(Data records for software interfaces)
# # #

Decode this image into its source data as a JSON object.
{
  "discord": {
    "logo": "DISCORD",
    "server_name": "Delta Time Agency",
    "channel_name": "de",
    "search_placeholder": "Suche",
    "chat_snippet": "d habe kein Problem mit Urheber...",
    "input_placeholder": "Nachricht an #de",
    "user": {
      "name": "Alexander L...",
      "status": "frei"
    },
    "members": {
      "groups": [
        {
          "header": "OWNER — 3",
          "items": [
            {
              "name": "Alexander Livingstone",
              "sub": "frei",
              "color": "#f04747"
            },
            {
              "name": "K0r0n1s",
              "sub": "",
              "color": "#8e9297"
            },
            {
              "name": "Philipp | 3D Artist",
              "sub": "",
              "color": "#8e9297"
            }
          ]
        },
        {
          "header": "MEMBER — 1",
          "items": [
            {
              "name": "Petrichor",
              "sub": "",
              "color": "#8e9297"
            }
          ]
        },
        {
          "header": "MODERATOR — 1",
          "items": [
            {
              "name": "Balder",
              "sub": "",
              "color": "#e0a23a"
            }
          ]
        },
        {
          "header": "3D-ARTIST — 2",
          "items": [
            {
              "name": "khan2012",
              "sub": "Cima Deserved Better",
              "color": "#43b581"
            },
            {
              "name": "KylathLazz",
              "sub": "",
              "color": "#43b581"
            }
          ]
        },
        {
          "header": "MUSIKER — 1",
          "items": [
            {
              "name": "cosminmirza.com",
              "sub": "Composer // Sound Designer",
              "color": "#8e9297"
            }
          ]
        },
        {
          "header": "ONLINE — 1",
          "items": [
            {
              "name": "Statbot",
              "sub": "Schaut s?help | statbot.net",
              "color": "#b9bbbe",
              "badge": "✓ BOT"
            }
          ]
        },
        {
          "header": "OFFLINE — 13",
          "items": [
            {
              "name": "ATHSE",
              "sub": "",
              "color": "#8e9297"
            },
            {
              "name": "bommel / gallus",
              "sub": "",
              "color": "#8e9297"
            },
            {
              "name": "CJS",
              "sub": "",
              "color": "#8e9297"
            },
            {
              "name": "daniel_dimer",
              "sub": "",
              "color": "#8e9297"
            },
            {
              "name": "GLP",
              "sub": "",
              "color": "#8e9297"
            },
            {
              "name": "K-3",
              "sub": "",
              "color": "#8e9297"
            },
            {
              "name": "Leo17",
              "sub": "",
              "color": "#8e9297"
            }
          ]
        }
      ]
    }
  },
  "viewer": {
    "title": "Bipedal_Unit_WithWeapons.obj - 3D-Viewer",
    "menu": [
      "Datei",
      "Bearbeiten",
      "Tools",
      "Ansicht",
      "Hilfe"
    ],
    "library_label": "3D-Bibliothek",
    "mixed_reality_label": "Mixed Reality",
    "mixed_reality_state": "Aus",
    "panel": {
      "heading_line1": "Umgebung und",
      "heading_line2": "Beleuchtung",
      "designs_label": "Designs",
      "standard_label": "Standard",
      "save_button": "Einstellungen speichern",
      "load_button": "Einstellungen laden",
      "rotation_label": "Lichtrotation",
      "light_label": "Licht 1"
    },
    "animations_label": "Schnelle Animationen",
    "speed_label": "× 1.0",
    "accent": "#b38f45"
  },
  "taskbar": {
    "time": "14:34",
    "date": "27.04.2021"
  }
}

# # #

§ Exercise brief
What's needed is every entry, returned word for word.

§ Solution below
Decode this image into its source data as a JSON object.
{
  "discord": {
    "logo": "DISCORD",
    "server_name": "Delta Time Agency",
    "channel_name": "de",
    "search_placeholder": "Suche",
    "chat_snippet": "d habe kein Problem mit Urheber...",
    "input_placeholder": "Nachricht an #de",
    "user": {
      "name": "Alexander L...",
      "status": "frei"
    },
    "members": {
      "groups": [
        {
          "header": "OWNER — 3",
          "items": [
            {
              "name": "Alexander Livingstone",
              "sub": "frei",
              "color": "#f04747"
            },
            {
              "name": "K0r0n1s",
              "sub": "",
              "color": "#8e9297"
            },
            {
              "name": "Philipp | 3D Artist",
              "sub": "",
              "color": "#8e9297"
            }
          ]
        },
        {
          "header": "MEMBER — 1",
          "items": [
            {
              "name": "Petrichor",
              "sub": "",
              "color": "#8e9297"
            }
          ]
        },
        {
          "header": "MODERATOR — 1",
          "items": [
            {
              "name": "Balder",
              "sub": "",
              "color": "#e0a23a"
            }
          ]
        },
        {
          "header": "3D-ARTIST — 2",
          "items": [
            {
              "name": "khan2012",
              "sub": "Cima Deserved Better",
              "color": "#43b581"
            },
            {
              "name": "KylathLazz",
              "sub": "",
              "color": "#43b581"
            }
          ]
        },
        {
          "header": "MUSIKER — 1",
          "items": [
            {
              "name": "cosminmirza.com",
              "sub": "Composer // Sound Designer",
              "color": "#8e9297"
            }
          ]
        },
        {
          "header": "ONLINE — 1",
          "items": [
            {
              "name": "Statbot",
              "sub": "Schaut s?help | statbot.net",
              "color": "#b9bbbe",
              "badge": "✓ BOT"
            }
          ]
        },
        {
          "header": "OFFLINE — 13",
          "items": [
            {
              "name": "ATHSE",
              "sub": "",
              "color": "#8e9297"
            },
            {
              "name": "bommel / gallus",
              "sub": "",
              "color": "#8e9297"
            },
            {
              "name": "CJS",
              "sub": "",
              "color": "#8e9297"
            },
            {
              "name": "daniel_dimer",
              "sub": "",
              "color": "#8e9297"
            },
            {
              "name": "GLP",
              "sub": "",
              "color": "#8e9297"
            },
            {
              "name": "K-3",
              "sub": "",
              "color": "#8e9297"
            },
            {
              "name": "Leo17",
              "sub": "",
              "color": "#8e9297"
            }
          ]
        }
      ]
    }
  },
  "viewer": {
    "title": "Bipedal_Unit_WithWeapons.obj - 3D-Viewer",
    "menu": [
      "Datei",
      "Bearbeiten",
      "Tools",
      "Ansicht",
      "Hilfe"
    ],
    "library_label": "3D-Bibliothek",
    "mixed_reality_label": "Mixed Reality",
    "mixed_reality_state": "Aus",
    "panel": {
      "heading_line1": "Umgebung und",
      "heading_line2": "Beleuchtung",
      "designs_label": "Designs",
      "standard_label": "Standard",
      "save_button": "Einstellungen speichern",
      "load_button": "Einstellungen laden",
      "rotation_label": "Lichtrotation",
      "light_label": "Licht 1"
    },
    "animations_label": "Schnelle Animationen",
    "speed_label": "× 1.0",
    "accent": "#b38f45"
  },
  "taskbar": {
    "time": "14:34",
    "date": "27.04.2021"
  }
}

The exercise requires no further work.